Relying on the Court to enforce uniform opinions on rights when there is no consensus seems more like an invitation to civil war than to civil rights.
Last month, the Center for the Study of Constitutionalism Originalism at the University of San Diego hosted a talk by leading Libertarian scholar Richard Epstein based on his new book The Classical Liberal Constitution. Commentary was provided by Larry Alexander, David McGowan and myself. You can watch the talk here. (You have to scroll down a little.)
Richard’s brand of originalism works as follows. He believes that the constitutional language should be given its original meaning, but that the language is often incomplete or vague. Therefore, he argues that the language must be interpreted in accordance with some background principles, and those are classical liberal principles, because the leading political theory at the time of the Constitution was classical liberalism. As a result, Richard is able to argue that the Constitution’s originalism meaning leads largely to classical liberalism.
While I found Richard’s argument powerful, I nonetheless disagreed with Richard’s interpretive approach to a certain extent. First, the principles of classical liberal sounds like a single approach, but in fact at the time of the Constitution there were a range of different classical liberal approaches. It is therefore difficult to know which of these approaches to apply. For example, some classical liberals believed in individual rights more than others who reserved a larger place for community norms or legislative enactments. How do we know which of these different approaches to apply? This reduces (although does not eliminate) the value of looking to classical liberal principles.
Second, when determining the meaning of unclear provisions in the Constitution, one must look to a variety of matters, including the legal meanings at the time as well as the content of the practices and laws that existed in the states. These meanings, practices, and laws will sometimes conflict with classical liberal principles, but they should be followed nonetheless. The upshot of all this is that I believe that the Constitution’s original meaning will end up being less strongly classically liberal than Richard does. In sum, it will be a classical liberal document, just one that involves a mix of different provisions, some more and some less classically liberal.

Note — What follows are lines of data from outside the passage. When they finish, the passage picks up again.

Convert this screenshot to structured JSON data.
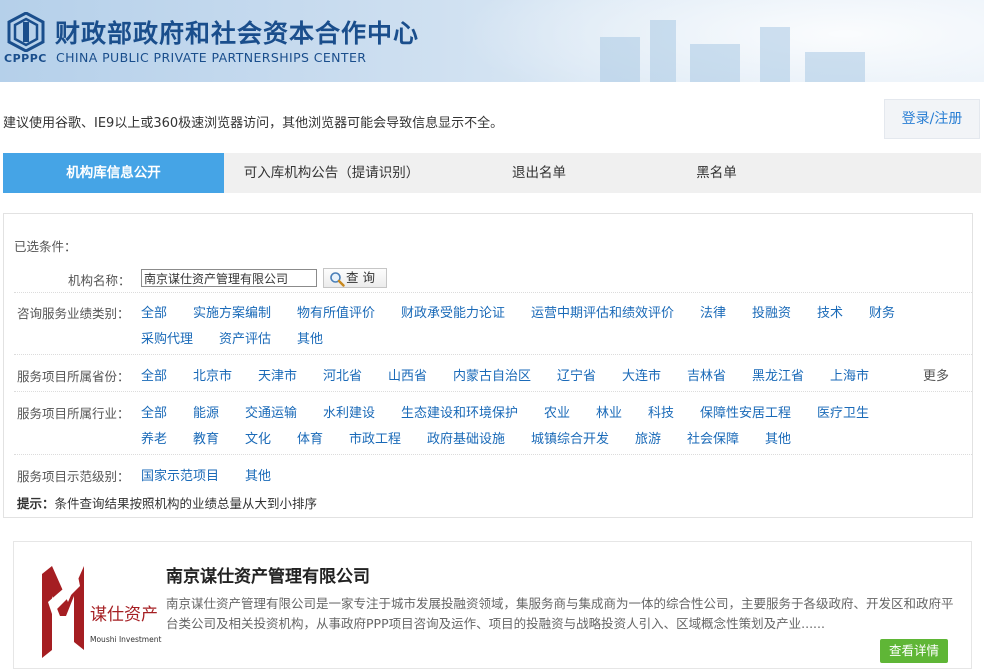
{
  "header": {
    "logo_text": "CPPPC",
    "title_cn": "财政部政府和社会资本合作中心",
    "title_en": "CHINA PUBLIC PRIVATE PARTNERSHIPS CENTER",
    "brand_color": "#1a4e8c"
  },
  "notice": {
    "text": "建议使用谷歌、IE9以上或360极速浏览器访问，其他浏览器可能会导致信息显示不全。",
    "login_label": "登录/注册"
  },
  "tabs": [
    {
      "label": "机构库信息公开",
      "active": true
    },
    {
      "label": "可入库机构公告（提请识别）",
      "active": false
    },
    {
      "label": "退出名单",
      "active": false
    },
    {
      "label": "黑名单",
      "active": false
    }
  ],
  "filter": {
    "selected_label": "已选条件：",
    "name_label": "机构名称：",
    "name_value": "南京谋仕资产管理有限公司",
    "search_label": "查 询",
    "category_label": "咨询服务业绩类别：",
    "category_options": [
      "全部",
      "实施方案编制",
      "物有所值评价",
      "财政承受能力论证",
      "运营中期评估和绩效评价",
      "法律",
      "投融资",
      "技术",
      "财务",
      "采购代理",
      "资产评估",
      "其他"
    ],
    "province_label": "服务项目所属省份：",
    "province_options": [
      "全部",
      "北京市",
      "天津市",
      "河北省",
      "山西省",
      "内蒙古自治区",
      "辽宁省",
      "大连市",
      "吉林省",
      "黑龙江省",
      "上海市"
    ],
    "province_more": "更多",
    "industry_label": "服务项目所属行业：",
    "industry_options": [
      "全部",
      "能源",
      "交通运输",
      "水利建设",
      "生态建设和环境保护",
      "农业",
      "林业",
      "科技",
      "保障性安居工程",
      "医疗卫生",
      "养老",
      "教育",
      "文化",
      "体育",
      "市政工程",
      "政府基础设施",
      "城镇综合开发",
      "旅游",
      "社会保障",
      "其他"
    ],
    "demo_label": "服务项目示范级别：",
    "demo_options": [
      "国家示范项目",
      "其他"
    ],
    "hint_prefix": "提示：",
    "hint_text": "条件查询结果按照机构的业绩总量从大到小排序"
  },
  "result": {
    "company_name": "南京谋仕资产管理有限公司",
    "description": "南京谋仕资产管理有限公司是一家专注于城市发展投融资领域，集服务商与集成商为一体的综合性公司，主要服务于各级政府、开发区和政府平台类公司及相关投资机构，从事政府PPP项目咨询及运作、项目的投融资与战略投资人引入、区域概念性策划及产业......",
    "logo_cn": "谋仕资产",
    "logo_en": "Moushi Investment",
    "detail_label": "查看详情"
  }
}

For those interested in my comments, they begin at the 36 minute mark of the video.